* **Exercise prompt**: Your task is to output every record exactly as it is given.

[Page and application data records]
· · · ·
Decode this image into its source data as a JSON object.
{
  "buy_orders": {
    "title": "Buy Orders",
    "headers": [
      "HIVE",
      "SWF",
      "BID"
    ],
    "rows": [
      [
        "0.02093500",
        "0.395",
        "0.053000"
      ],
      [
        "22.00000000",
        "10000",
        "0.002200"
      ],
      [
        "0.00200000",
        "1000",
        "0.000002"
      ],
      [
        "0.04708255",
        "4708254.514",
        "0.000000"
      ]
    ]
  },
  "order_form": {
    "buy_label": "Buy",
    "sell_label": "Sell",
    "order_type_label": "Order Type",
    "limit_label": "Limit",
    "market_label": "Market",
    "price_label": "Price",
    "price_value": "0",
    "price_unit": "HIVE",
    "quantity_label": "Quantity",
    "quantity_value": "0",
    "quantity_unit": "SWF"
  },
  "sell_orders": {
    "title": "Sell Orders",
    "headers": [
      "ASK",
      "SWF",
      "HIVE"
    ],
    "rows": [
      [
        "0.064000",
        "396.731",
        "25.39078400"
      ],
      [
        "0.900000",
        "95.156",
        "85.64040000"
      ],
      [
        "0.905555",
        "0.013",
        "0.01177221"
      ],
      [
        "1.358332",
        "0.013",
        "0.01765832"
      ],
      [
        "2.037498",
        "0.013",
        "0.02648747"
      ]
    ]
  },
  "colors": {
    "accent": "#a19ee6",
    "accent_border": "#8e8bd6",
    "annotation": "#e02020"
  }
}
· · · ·
* **Output of the task**:
Decode this image into its source data as a JSON object.
{
  "buy_orders": {
    "title": "Buy Orders",
    "headers": [
      "HIVE",
      "SWF",
      "BID"
    ],
    "rows": [
      [
        "0.02093500",
        "0.395",
        "0.053000"
      ],
      [
        "22.00000000",
        "10000",
        "0.002200"
      ],
      [
        "0.00200000",
        "1000",
        "0.000002"
      ],
      [
        "0.04708255",
        "4708254.514",
        "0.000000"
      ]
    ]
  },
  "order_form": {
    "buy_label": "Buy",
    "sell_label": "Sell",
    "order_type_label": "Order Type",
    "limit_label": "Limit",
    "market_label": "Market",
    "price_label": "Price",
    "price_value": "0",
    "price_unit": "HIVE",
    "quantity_label": "Quantity",
    "quantity_value": "0",
    "quantity_unit": "SWF"
  },
  "sell_orders": {
    "title": "Sell Orders",
    "headers": [
      "ASK",
      "SWF",
      "HIVE"
    ],
    "rows": [
      [
        "0.064000",
        "396.731",
        "25.39078400"
      ],
      [
        "0.900000",
        "95.156",
        "85.64040000"
      ],
      [
        "0.905555",
        "0.013",
        "0.01177221"
      ],
      [
        "1.358332",
        "0.013",
        "0.01765832"
      ],
      [
        "2.037498",
        "0.013",
        "0.02648747"
      ]
    ]
  },
  "colors": {
    "accent": "#a19ee6",
    "accent_border": "#8e8bd6",
    "annotation": "#e02020"
  }
}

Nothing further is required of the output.